Sunyani, Dec. 02, GNA – Mr Alfred Ofori Annye, the Acting Chief Executive Officer (CEO) of the Produce Buying Company (PBC), has praised farmers for their immense contributions towards enhancing national food productivity and security.
He, however, said invasive insects and unpredictable weather patterns resulting from climate change continue to threaten food security, and advocated concerted approach to tackle the challenges proactively.
Mr Ofori Annye gave the commendation in a statement issued to mark this year’s Farmers Day celebration and copied to the Ghana News Agency (GNA) in Sunyani on Friday.
The farmers’ day celebrated on first Friday of December was introduced by the Ministry of Food and Agriculture in 1988 to honour farmers and fishermen for their efforts in feeding the nation and recognizing the vital contributions of a strong agricultural sector to the prosperity of the Ghanaian economy.
The statement said as government continued to introduce realistic strategies to mitigate the impact of climate change, Ghanaians also ought to be mindful and avoid bad farming practices, as well as indiscriminate felling of trees and illegal mining activities unfriendly to the environment.
It noted that the implementation of the government’s flagship Planting for Food and Jobs (PfFJs) had not only improved food productivity, but had also created job opportunities for the people, hence the need to strengthen the programme.

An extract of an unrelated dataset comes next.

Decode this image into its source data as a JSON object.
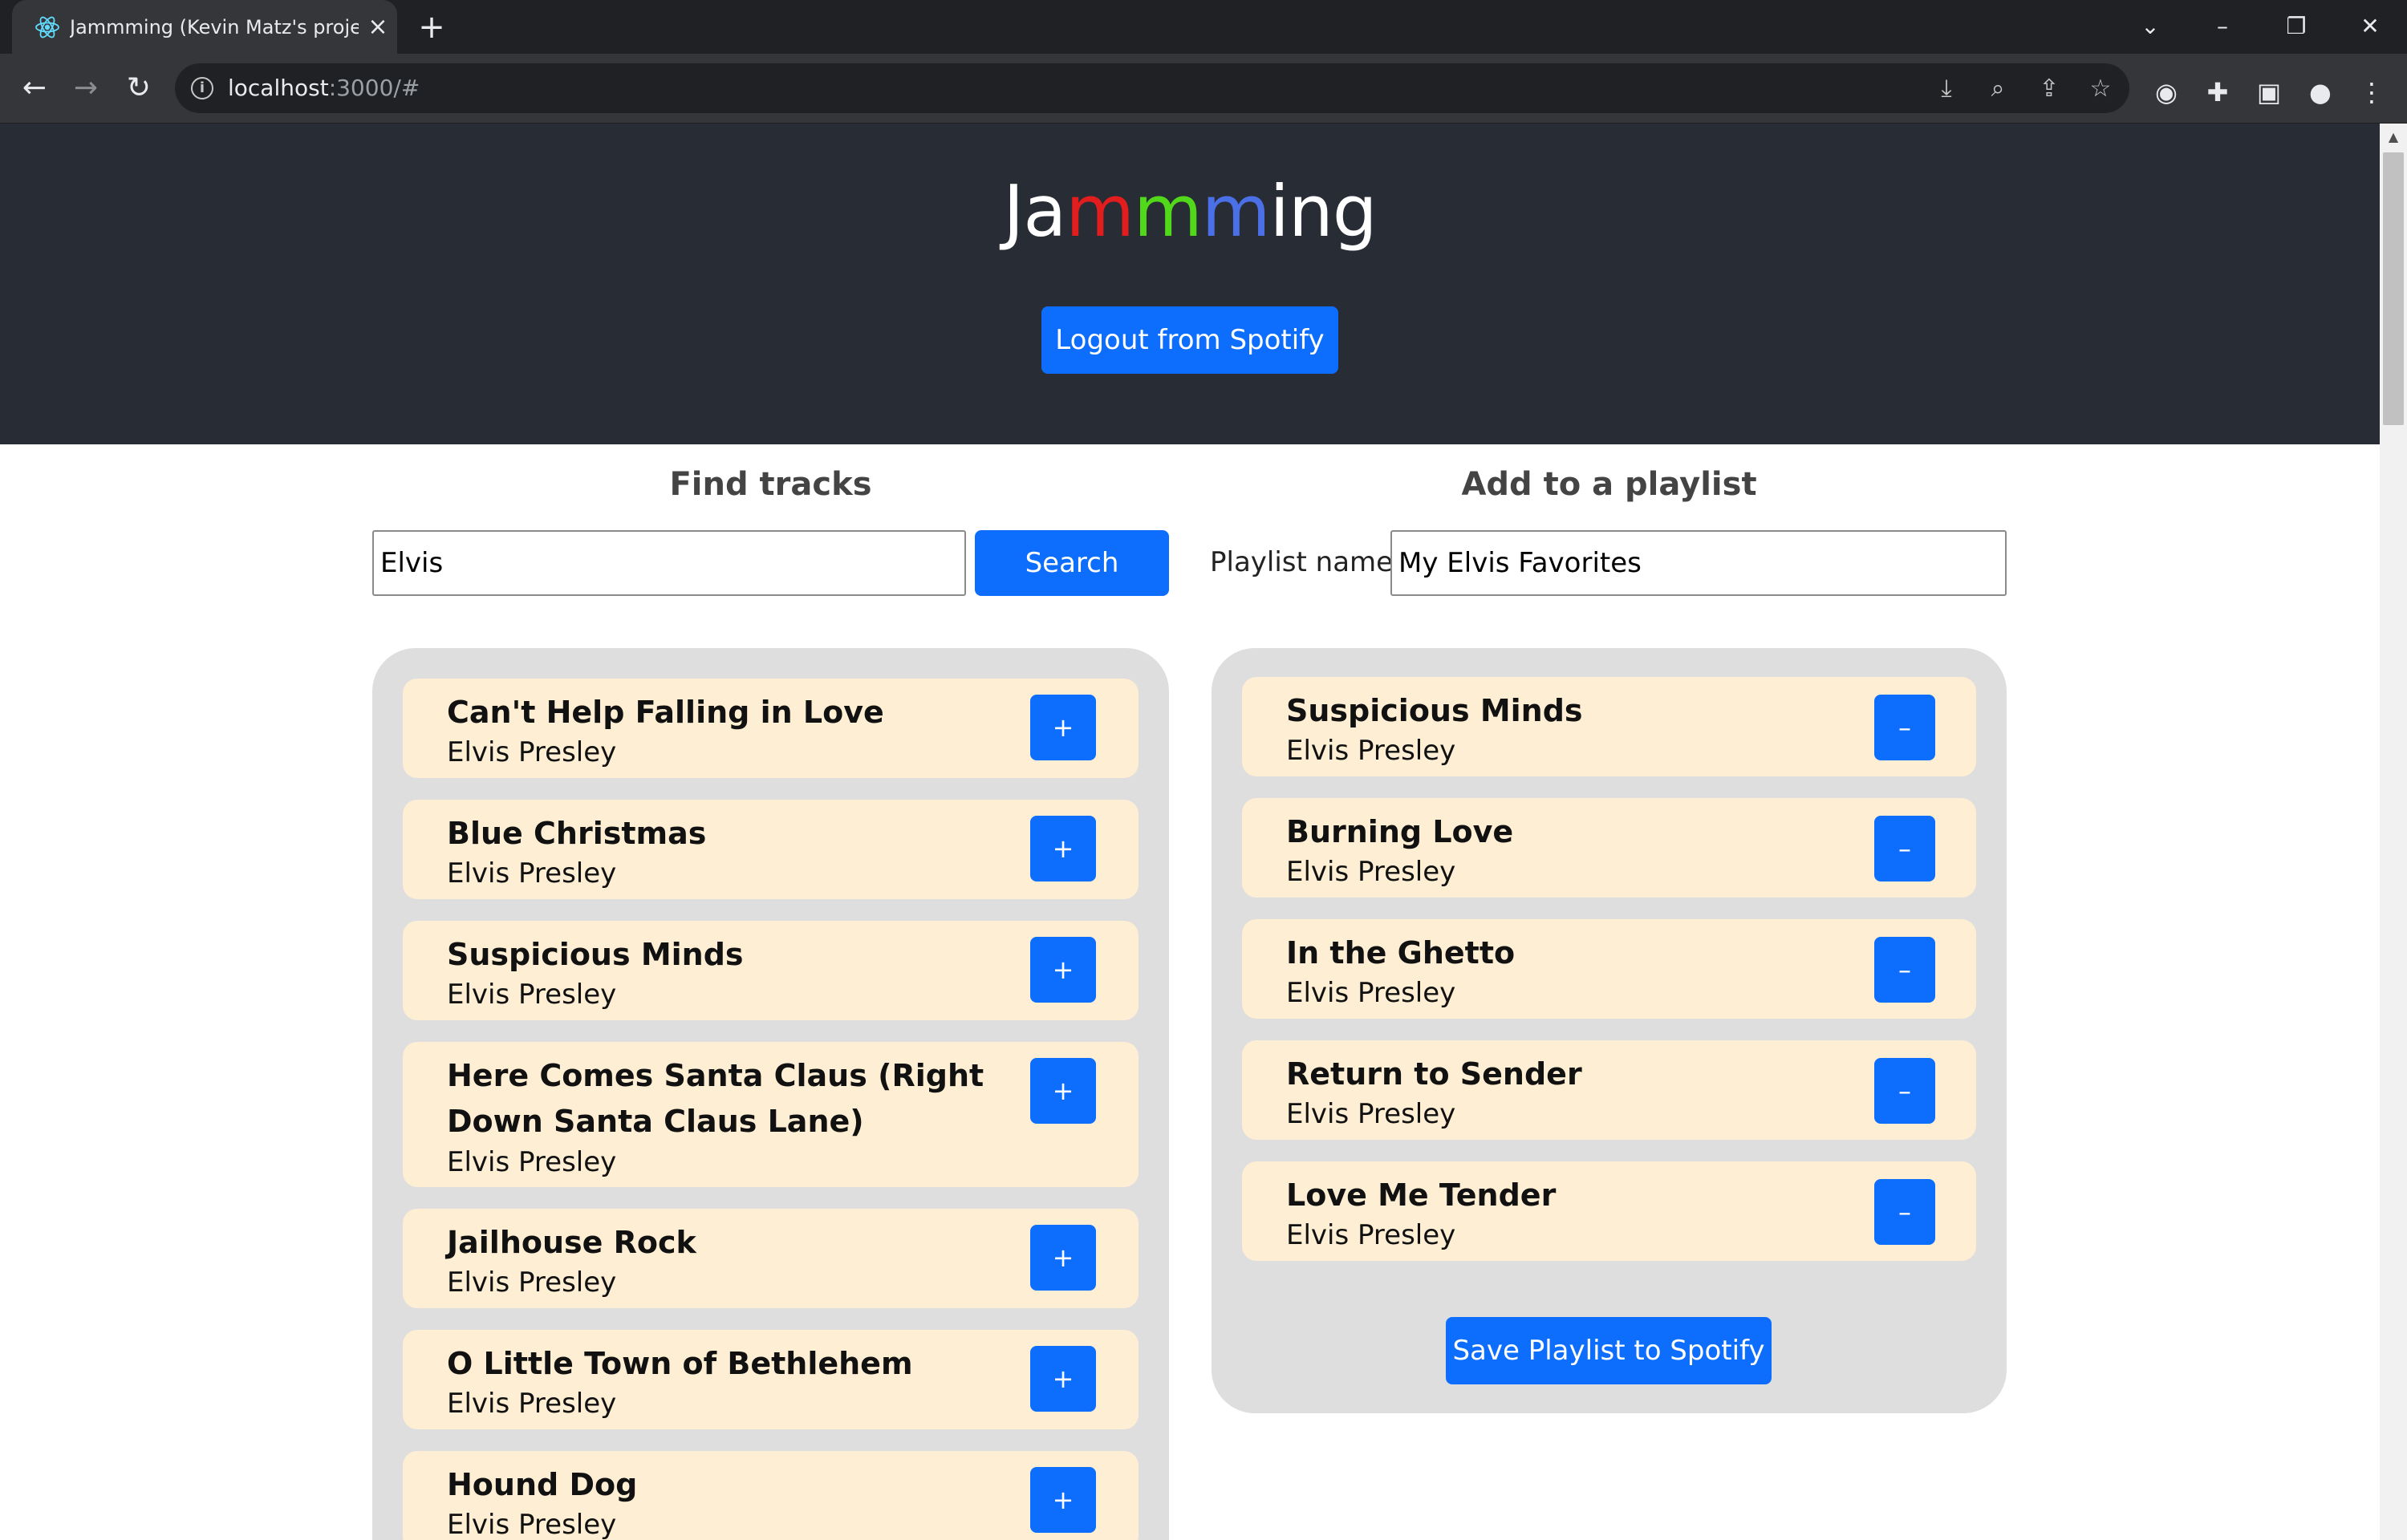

“The government’s cocoa farmer’s pension scheme has also inspired and motivated many youths to engage in cocoa farming”, the statement said, adding “just like doctors, nurses, teachers and other public sector workers, the Government is determined to ensure that the socio-economic livelihoods of cocoa farmers are improved too.”
It mentioned that the Cocoa Farmers Pension Scheme for instance was formulated under the Ghana Cocoa Board Law (PNDC Law 81) in 1984 as a welfare intervention to ensure decent pensions for farmers after retiring from active cocoa farming.

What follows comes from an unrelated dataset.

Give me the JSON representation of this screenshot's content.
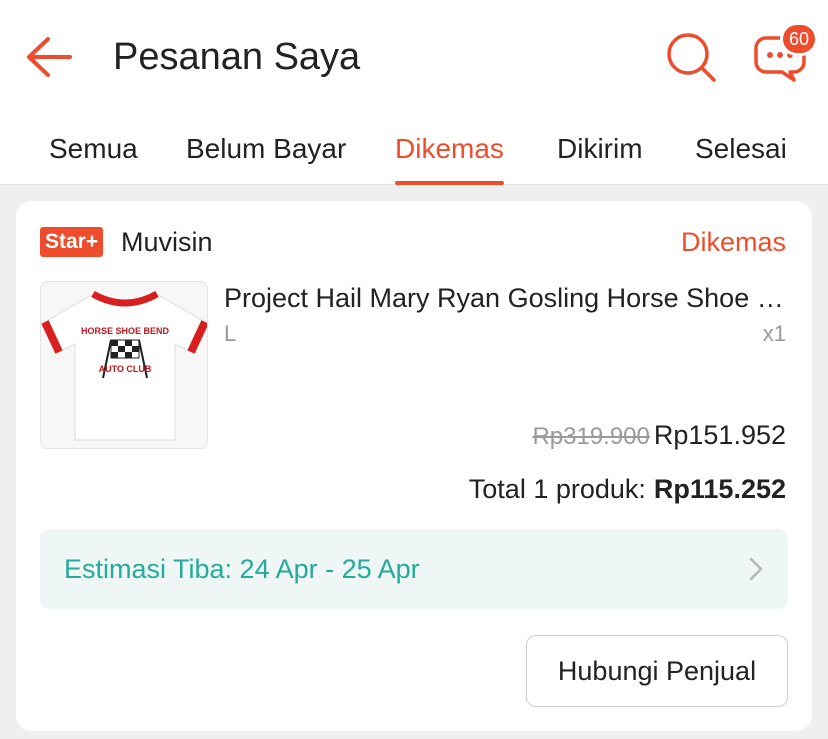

Its implementation delayed for 37 years, until President Nana Addo Dankwa Akufo-Addo re-launched it on December 1, 2020.
“The overall objective of the scheme is to build more hope in the businesses of the farmer and also give a meaningful future to both the old and the young in the farming sector”, it added.
Describing the introduction of the scheme as laudable, the statement indicated the scheme would provide cocoa farmers robust financial strength and security when they retire from active farm work.
“We are also working on a flexible programme that will enable farmers to access loans to expand their economic activities and enhance their food productivity”, it added.
“As a cocoa farmer-centered company, we are glad to have a day where we can place our cocoa farmers on the pedestal and genuinely recognise and appreciate their sacrifices and commitment for this nation.”
It stated the introduction of the Cocoa Management System being implemented by the COCOBOD had also helped to promote transparency and all-inclusiveness in the production and supply of cocoa.
“This digital management system, among other objectives gathers information of every cocoa farmer, farm size and location, and other bio and occupational data, which have been embodied in a unique identification card used by the farmer in all cocoa transactions,” it explained.
The system further seeks to provide every cocoa farmer with a unique electronic account of which all cocoa sales made by the farmer is recorded, the statement added.
It said the use of technology would help to transform and improve operations in the cocoa sector, adding that the use of Geographic Positioning System in the mapping, location and the measurement of individual cocoa farms would identify the productivity levels of each cocoa farm.
The statement said the scheme sought to register about 800,000 cocoa farmers nationwide.